Extracted data Start Marker

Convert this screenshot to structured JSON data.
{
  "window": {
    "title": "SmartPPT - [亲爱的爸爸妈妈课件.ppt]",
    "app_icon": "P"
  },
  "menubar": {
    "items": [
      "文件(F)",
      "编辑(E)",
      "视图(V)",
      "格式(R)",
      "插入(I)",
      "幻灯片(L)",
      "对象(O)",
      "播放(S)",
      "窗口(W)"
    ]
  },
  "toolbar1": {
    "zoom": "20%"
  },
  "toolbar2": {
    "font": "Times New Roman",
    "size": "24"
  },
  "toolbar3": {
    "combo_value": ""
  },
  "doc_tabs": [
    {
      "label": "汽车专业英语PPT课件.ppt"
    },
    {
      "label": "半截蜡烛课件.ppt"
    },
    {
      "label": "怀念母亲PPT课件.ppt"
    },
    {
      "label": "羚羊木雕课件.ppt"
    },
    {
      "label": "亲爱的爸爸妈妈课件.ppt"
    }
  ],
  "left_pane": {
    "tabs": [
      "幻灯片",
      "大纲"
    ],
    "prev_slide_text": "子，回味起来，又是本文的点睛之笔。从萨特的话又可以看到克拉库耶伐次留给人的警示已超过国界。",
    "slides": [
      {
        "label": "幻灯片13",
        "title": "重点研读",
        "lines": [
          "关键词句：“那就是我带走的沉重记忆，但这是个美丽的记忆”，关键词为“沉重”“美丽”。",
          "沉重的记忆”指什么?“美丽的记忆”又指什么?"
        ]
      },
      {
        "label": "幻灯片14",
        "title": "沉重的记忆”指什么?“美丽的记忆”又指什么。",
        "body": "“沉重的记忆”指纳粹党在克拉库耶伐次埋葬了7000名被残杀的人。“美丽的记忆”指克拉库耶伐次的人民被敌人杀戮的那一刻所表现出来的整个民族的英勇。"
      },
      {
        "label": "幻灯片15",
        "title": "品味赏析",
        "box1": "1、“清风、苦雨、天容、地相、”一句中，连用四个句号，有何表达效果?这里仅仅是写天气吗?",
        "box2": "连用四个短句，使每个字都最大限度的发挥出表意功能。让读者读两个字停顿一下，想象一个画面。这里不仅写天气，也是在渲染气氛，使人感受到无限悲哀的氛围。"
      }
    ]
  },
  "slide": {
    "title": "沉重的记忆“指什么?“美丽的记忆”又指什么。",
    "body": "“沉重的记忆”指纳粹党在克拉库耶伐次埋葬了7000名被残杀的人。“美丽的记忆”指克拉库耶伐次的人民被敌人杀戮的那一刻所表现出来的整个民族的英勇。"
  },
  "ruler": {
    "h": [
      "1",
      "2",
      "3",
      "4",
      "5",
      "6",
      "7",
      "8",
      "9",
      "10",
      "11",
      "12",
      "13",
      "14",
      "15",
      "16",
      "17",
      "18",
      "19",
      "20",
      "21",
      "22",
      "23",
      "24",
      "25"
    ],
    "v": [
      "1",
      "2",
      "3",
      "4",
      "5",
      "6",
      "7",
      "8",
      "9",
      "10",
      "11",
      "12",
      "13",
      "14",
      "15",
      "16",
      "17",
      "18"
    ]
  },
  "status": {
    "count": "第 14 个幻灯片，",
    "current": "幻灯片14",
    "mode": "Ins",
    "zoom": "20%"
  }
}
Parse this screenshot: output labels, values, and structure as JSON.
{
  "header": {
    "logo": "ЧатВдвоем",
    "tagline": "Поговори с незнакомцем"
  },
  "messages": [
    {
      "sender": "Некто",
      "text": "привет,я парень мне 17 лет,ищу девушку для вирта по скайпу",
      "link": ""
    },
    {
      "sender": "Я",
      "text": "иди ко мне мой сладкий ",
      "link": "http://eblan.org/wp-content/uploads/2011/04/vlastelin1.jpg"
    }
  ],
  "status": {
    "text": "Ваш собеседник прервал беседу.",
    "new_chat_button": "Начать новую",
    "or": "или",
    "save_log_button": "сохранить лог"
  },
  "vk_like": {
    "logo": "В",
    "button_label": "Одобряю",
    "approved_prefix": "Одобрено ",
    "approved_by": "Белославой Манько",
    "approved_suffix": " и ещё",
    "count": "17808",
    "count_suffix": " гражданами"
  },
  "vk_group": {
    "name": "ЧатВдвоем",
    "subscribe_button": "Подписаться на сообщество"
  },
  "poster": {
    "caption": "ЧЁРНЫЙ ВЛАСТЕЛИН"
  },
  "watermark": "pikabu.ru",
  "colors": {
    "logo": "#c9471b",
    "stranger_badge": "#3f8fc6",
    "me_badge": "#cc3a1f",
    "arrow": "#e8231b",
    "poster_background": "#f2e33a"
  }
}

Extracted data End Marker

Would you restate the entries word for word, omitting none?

:: Exercise solution ::
Convert this screenshot to structured JSON data.
{
  "window": {
    "title": "SmartPPT - [亲爱的爸爸妈妈课件.ppt]",
    "app_icon": "P"
  },
  "menubar": {
    "items": [
      "文件(F)",
      "编辑(E)",
      "视图(V)",
      "格式(R)",
      "插入(I)",
      "幻灯片(L)",
      "对象(O)",
      "播放(S)",
      "窗口(W)"
    ]
  },
  "toolbar1": {
    "zoom": "20%"
  },
  "toolbar2": {
    "font": "Times New Roman",
    "size": "24"
  },
  "toolbar3": {
    "combo_value": ""
  },
  "doc_tabs": [
    {
      "label": "汽车专业英语PPT课件.ppt"
    },
    {
      "label": "半截蜡烛课件.ppt"
    },
    {
      "label": "怀念母亲PPT课件.ppt"
    },
    {
      "label": "羚羊木雕课件.ppt"
    },
    {
      "label": "亲爱的爸爸妈妈课件.ppt"
    }
  ],
  "left_pane": {
    "tabs": [
      "幻灯片",
      "大纲"
    ],
    "prev_slide_text": "子，回味起来，又是本文的点睛之笔。从萨特的话又可以看到克拉库耶伐次留给人的警示已超过国界。",
    "slides": [
      {
        "label": "幻灯片13",
        "title": "重点研读",
        "lines": [
          "关键词句：“那就是我带走的沉重记忆，但这是个美丽的记忆”，关键词为“沉重”“美丽”。",
          "沉重的记忆”指什么?“美丽的记忆”又指什么?"
        ]
      },
      {
        "label": "幻灯片14",
        "title": "沉重的记忆”指什么?“美丽的记忆”又指什么。",
        "body": "“沉重的记忆”指纳粹党在克拉库耶伐次埋葬了7000名被残杀的人。“美丽的记忆”指克拉库耶伐次的人民被敌人杀戮的那一刻所表现出来的整个民族的英勇。"
      },
      {
        "label": "幻灯片15",
        "title": "品味赏析",
        "box1": "1、“清风、苦雨、天容、地相、”一句中，连用四个句号，有何表达效果?这里仅仅是写天气吗?",
        "box2": "连用四个短句，使每个字都最大限度的发挥出表意功能。让读者读两个字停顿一下，想象一个画面。这里不仅写天气，也是在渲染气氛，使人感受到无限悲哀的氛围。"
      }
    ]
  },
  "slide": {
    "title": "沉重的记忆“指什么?“美丽的记忆”又指什么。",
    "body": "“沉重的记忆”指纳粹党在克拉库耶伐次埋葬了7000名被残杀的人。“美丽的记忆”指克拉库耶伐次的人民被敌人杀戮的那一刻所表现出来的整个民族的英勇。"
  },
  "ruler": {
    "h": [
      "1",
      "2",
      "3",
      "4",
      "5",
      "6",
      "7",
      "8",
      "9",
      "10",
      "11",
      "12",
      "13",
      "14",
      "15",
      "16",
      "17",
      "18",
      "19",
      "20",
      "21",
      "22",
      "23",
      "24",
      "25"
    ],
    "v": [
      "1",
      "2",
      "3",
      "4",
      "5",
      "6",
      "7",
      "8",
      "9",
      "10",
      "11",
      "12",
      "13",
      "14",
      "15",
      "16",
      "17",
      "18"
    ]
  },
  "status": {
    "count": "第 14 个幻灯片，",
    "current": "幻灯片14",
    "mode": "Ins",
    "zoom": "20%"
  }
}
Parse this screenshot: output labels, values, and structure as JSON.
{
  "header": {
    "logo": "ЧатВдвоем",
    "tagline": "Поговори с незнакомцем"
  },
  "messages": [
    {
      "sender": "Некто",
      "text": "привет,я парень мне 17 лет,ищу девушку для вирта по скайпу",
      "link": ""
    },
    {
      "sender": "Я",
      "text": "иди ко мне мой сладкий ",
      "link": "http://eblan.org/wp-content/uploads/2011/04/vlastelin1.jpg"
    }
  ],
  "status": {
    "text": "Ваш собеседник прервал беседу.",
    "new_chat_button": "Начать новую",
    "or": "или",
    "save_log_button": "сохранить лог"
  },
  "vk_like": {
    "logo": "В",
    "button_label": "Одобряю",
    "approved_prefix": "Одобрено ",
    "approved_by": "Белославой Манько",
    "approved_suffix": " и ещё",
    "count": "17808",
    "count_suffix": " гражданами"
  },
  "vk_group": {
    "name": "ЧатВдвоем",
    "subscribe_button": "Подписаться на сообщество"
  },
  "poster": {
    "caption": "ЧЁРНЫЙ ВЛАСТЕЛИН"
  },
  "watermark": "pikabu.ru",
  "colors": {
    "logo": "#c9471b",
    "stranger_badge": "#3f8fc6",
    "me_badge": "#cc3a1f",
    "arrow": "#e8231b",
    "poster_background": "#f2e33a"
  }
}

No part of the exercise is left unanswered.